- _YOUR TASK_: Check each line of the material, and show the ones that include the word "Multimedia".
────────────────────────────────────────
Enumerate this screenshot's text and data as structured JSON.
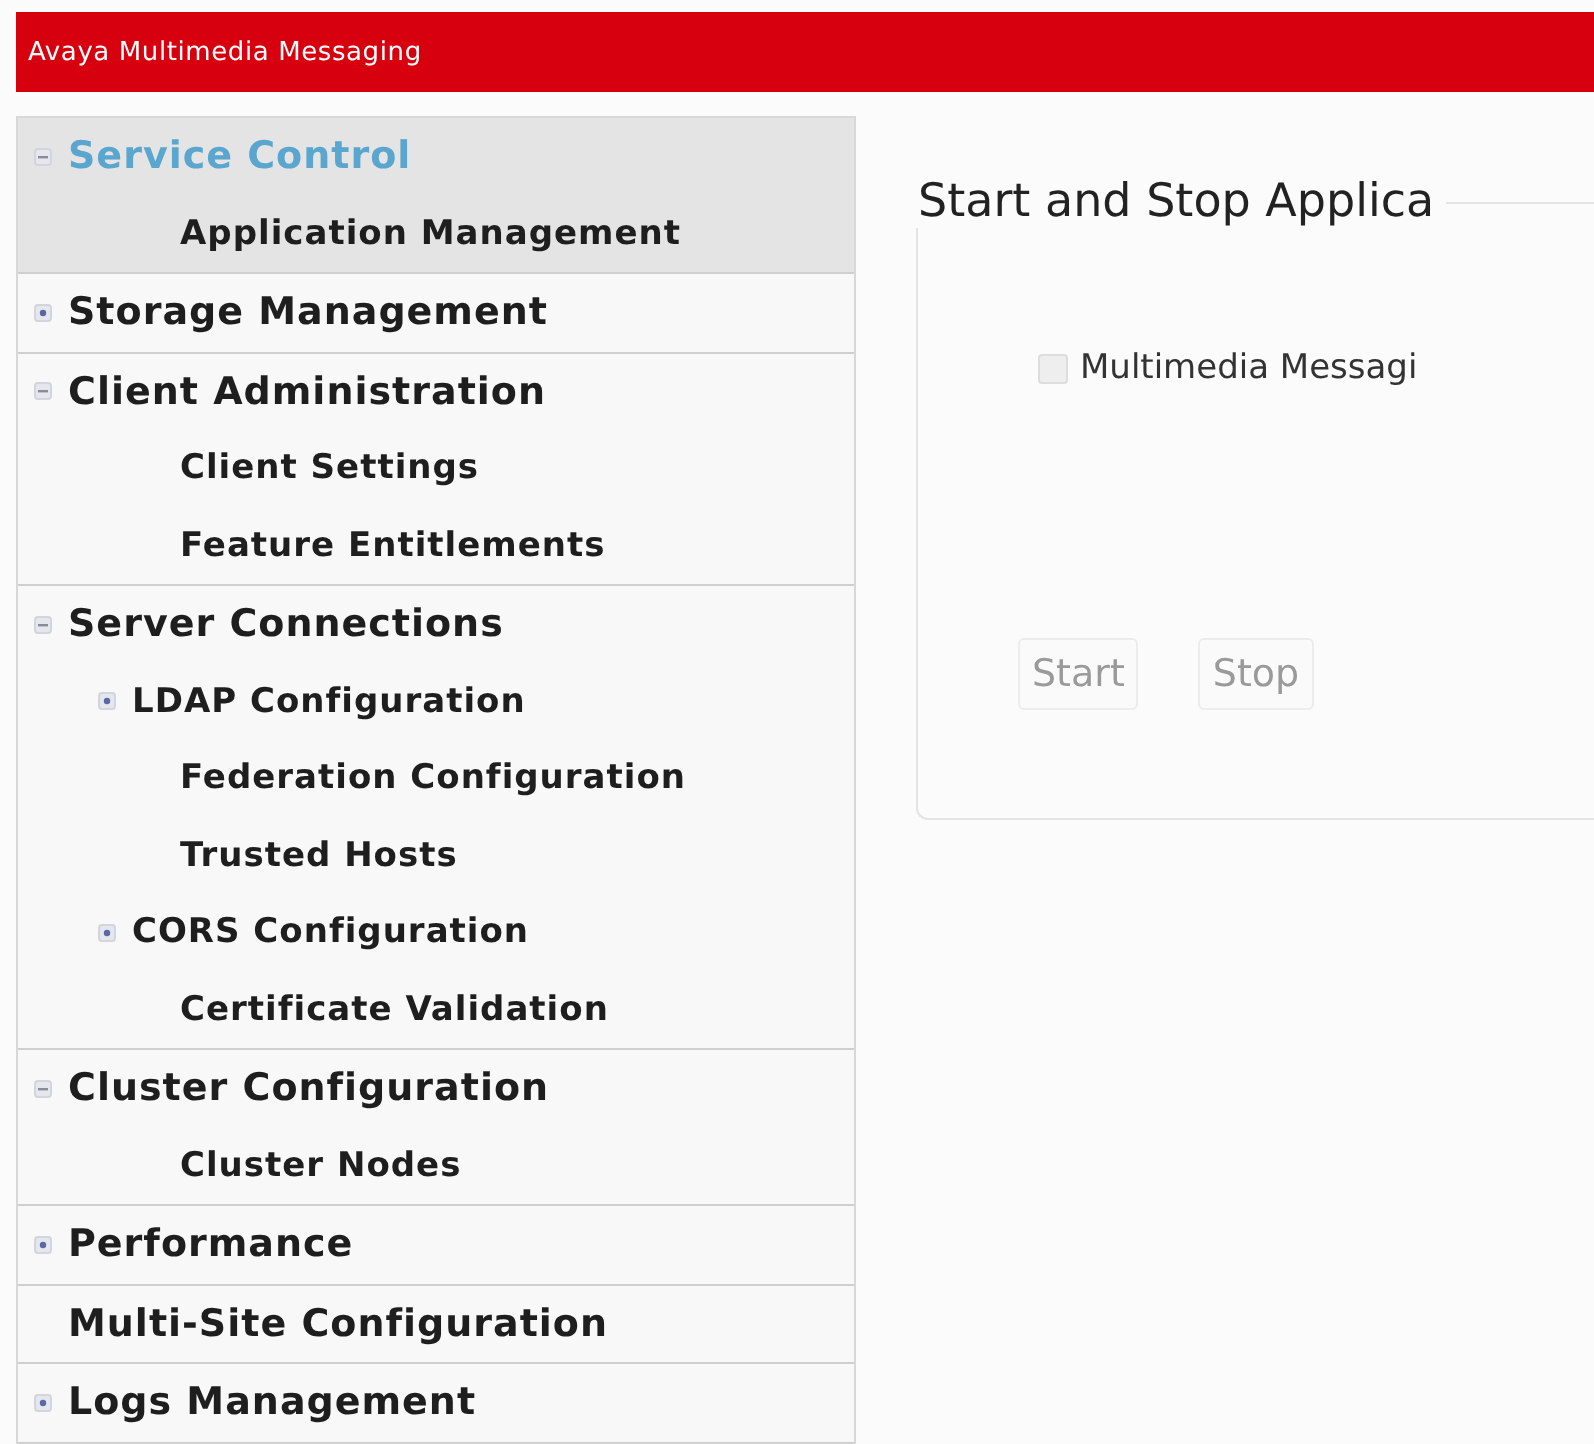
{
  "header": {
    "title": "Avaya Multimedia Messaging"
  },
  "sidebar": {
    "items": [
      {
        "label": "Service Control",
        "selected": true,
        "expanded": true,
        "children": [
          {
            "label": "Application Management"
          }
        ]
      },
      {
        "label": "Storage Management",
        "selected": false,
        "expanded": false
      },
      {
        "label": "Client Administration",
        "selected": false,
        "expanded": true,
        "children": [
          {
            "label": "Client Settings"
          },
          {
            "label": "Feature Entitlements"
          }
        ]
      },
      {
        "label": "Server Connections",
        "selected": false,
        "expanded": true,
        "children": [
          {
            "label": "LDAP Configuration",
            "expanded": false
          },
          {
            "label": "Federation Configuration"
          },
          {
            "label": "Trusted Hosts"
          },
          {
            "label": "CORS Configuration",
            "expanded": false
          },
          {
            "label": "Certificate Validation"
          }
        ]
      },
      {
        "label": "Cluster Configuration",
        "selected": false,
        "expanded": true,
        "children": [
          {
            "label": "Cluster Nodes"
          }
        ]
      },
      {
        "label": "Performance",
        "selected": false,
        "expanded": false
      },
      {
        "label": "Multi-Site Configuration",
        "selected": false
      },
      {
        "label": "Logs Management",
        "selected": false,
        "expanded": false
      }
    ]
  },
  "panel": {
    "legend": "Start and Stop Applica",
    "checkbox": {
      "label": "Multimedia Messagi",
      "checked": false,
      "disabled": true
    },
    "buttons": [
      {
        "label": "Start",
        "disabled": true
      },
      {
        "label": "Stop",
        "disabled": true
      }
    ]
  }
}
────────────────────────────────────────
- _RESPONSE AREA_:
    "title": "Avaya Multimedia Messaging"
      "label": "Multimedia Messagi",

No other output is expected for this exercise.